= Work required =
Check every line below for the word "this" and copy the ones that have it.

= Excerpts from an interface dataset =
*** Begin section ***

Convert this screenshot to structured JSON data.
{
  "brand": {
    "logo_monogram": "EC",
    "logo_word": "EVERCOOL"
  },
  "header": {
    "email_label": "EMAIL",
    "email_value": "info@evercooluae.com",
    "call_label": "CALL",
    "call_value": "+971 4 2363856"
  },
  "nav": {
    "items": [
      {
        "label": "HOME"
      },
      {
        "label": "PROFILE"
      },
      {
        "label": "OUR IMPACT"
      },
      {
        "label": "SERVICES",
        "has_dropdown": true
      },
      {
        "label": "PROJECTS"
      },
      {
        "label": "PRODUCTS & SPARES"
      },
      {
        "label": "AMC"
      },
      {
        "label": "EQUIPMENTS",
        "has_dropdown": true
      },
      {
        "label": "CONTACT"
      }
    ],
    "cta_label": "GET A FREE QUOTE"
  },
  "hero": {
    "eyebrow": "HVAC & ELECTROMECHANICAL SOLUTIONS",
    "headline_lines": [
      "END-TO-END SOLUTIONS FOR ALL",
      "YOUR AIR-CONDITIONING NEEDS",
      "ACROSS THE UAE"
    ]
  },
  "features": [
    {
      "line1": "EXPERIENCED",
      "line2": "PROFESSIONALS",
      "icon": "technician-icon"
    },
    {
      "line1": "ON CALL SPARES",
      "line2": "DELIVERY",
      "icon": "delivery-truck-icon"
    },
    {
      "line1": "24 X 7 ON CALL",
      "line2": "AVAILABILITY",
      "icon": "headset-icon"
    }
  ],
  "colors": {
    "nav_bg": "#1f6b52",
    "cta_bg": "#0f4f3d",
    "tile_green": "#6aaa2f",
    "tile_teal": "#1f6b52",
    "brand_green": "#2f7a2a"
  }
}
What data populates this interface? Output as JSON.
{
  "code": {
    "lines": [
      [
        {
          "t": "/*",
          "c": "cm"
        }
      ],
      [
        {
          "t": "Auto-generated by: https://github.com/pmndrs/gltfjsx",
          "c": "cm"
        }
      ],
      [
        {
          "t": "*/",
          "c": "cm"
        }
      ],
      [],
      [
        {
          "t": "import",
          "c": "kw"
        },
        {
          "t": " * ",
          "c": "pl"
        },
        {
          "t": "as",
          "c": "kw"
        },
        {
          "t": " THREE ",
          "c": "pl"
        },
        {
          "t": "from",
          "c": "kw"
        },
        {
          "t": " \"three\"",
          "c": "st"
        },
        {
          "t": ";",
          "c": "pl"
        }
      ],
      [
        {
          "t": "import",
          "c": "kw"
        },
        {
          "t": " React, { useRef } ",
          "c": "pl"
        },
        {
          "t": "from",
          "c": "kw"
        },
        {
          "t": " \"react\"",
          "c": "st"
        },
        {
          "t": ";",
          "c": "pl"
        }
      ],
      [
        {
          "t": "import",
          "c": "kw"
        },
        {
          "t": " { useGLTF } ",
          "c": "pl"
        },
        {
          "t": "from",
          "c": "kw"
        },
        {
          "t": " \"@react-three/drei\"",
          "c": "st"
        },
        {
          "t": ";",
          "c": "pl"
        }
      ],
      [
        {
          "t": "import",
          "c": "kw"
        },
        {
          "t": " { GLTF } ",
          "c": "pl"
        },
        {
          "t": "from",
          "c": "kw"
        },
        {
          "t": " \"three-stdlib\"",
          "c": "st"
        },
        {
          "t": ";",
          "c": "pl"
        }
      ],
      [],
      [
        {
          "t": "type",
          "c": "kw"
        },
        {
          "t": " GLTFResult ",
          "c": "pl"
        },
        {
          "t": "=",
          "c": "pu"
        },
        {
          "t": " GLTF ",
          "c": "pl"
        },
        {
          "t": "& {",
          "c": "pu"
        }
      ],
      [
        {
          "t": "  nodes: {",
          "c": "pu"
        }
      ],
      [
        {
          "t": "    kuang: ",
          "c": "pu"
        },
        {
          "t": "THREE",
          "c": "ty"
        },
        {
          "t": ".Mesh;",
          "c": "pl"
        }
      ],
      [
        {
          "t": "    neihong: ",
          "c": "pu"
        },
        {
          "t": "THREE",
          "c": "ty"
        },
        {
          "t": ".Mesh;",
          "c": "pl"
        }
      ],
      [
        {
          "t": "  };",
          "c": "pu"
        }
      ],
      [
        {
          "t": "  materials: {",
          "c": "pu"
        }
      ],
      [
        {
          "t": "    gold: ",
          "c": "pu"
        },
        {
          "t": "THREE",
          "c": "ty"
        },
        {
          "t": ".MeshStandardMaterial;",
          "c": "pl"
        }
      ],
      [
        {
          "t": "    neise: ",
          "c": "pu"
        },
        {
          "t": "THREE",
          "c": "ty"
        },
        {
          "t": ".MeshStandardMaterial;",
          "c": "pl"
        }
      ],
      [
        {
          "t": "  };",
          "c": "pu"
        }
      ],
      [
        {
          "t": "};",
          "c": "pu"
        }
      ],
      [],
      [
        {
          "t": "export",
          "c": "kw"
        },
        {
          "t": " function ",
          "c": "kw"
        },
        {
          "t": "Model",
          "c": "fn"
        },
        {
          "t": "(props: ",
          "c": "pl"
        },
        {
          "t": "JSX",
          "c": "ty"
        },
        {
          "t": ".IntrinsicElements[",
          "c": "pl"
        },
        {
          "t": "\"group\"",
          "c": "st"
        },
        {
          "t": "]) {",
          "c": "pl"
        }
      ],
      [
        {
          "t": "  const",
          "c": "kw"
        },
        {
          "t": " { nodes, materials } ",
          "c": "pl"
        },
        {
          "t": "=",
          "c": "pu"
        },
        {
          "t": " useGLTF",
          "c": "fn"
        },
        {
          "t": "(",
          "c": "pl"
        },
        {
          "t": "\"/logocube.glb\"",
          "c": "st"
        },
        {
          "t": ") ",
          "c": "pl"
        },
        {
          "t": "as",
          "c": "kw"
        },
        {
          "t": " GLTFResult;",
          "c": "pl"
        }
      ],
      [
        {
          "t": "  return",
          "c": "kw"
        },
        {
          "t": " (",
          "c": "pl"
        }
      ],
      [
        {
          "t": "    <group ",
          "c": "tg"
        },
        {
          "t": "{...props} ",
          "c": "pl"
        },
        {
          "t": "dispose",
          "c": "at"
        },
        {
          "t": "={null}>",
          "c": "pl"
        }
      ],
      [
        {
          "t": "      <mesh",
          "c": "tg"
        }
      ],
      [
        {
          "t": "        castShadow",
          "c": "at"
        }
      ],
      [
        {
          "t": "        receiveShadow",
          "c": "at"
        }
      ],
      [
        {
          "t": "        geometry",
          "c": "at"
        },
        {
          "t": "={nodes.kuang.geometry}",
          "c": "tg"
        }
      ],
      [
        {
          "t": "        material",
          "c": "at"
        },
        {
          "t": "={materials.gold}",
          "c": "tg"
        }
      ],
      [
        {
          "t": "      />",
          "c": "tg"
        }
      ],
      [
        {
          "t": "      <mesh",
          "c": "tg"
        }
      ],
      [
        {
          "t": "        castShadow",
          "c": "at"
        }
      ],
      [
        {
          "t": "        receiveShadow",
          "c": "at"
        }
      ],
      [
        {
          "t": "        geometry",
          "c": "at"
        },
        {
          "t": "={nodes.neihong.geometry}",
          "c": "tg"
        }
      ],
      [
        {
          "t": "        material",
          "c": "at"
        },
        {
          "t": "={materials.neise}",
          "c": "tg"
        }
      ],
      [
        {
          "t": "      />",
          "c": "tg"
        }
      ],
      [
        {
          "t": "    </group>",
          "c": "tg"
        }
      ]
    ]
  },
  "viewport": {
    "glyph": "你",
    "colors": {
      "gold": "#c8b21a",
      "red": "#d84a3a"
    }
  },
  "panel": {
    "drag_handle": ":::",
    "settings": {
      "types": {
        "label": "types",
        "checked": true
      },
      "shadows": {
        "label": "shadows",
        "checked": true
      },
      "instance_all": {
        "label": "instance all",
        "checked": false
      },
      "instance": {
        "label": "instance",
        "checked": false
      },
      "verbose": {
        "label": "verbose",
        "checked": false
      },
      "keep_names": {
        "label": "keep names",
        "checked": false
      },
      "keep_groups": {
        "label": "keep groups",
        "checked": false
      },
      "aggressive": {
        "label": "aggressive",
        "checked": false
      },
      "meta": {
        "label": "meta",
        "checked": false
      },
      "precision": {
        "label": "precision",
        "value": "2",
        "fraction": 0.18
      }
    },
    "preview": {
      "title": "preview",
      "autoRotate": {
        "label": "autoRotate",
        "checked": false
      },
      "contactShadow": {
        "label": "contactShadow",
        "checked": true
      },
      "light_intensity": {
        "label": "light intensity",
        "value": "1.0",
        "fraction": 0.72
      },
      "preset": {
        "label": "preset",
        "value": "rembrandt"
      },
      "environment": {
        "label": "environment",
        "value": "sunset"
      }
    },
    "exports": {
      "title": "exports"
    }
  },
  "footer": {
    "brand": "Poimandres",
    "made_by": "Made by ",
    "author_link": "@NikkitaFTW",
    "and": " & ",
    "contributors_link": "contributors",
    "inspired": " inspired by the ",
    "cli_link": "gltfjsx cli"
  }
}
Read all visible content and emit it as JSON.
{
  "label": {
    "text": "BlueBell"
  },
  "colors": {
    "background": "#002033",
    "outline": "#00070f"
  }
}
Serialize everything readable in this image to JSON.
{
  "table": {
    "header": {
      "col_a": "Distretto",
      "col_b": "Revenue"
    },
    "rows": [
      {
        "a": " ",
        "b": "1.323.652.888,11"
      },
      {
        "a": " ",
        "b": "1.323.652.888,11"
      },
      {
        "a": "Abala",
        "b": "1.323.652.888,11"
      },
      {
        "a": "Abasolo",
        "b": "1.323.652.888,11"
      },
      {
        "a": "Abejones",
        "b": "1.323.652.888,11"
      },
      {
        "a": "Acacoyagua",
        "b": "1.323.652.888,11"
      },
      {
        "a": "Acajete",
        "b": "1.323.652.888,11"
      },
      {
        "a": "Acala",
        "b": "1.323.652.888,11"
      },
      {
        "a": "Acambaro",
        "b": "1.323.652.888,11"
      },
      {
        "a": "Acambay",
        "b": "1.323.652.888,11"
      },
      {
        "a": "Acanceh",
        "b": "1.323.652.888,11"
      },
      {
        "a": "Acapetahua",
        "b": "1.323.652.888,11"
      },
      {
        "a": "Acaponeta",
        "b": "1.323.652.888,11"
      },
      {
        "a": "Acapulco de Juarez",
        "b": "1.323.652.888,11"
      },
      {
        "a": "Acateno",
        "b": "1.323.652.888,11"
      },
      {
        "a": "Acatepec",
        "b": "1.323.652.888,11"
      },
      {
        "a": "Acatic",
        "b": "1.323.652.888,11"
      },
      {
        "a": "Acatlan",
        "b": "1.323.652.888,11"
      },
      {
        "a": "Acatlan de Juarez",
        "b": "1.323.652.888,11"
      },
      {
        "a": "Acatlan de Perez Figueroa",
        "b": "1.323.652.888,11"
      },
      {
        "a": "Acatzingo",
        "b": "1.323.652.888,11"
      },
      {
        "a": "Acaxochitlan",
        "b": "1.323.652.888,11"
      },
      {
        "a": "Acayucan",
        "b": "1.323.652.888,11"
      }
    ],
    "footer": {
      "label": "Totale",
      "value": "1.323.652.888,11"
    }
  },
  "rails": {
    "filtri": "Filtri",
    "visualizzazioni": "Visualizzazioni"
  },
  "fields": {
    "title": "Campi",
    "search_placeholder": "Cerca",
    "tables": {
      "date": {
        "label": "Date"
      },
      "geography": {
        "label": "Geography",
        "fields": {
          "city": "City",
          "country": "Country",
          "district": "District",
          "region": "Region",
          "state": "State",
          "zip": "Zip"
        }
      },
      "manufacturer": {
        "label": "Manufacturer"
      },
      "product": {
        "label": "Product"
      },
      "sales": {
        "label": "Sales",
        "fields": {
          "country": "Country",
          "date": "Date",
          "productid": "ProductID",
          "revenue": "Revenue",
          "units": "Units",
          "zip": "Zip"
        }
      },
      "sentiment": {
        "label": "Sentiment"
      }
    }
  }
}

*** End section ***

= The answer =
Convert this screenshot to structured JSON data.
What data populates this interface? Output as JSON.
Serialize everything readable in this image to JSON.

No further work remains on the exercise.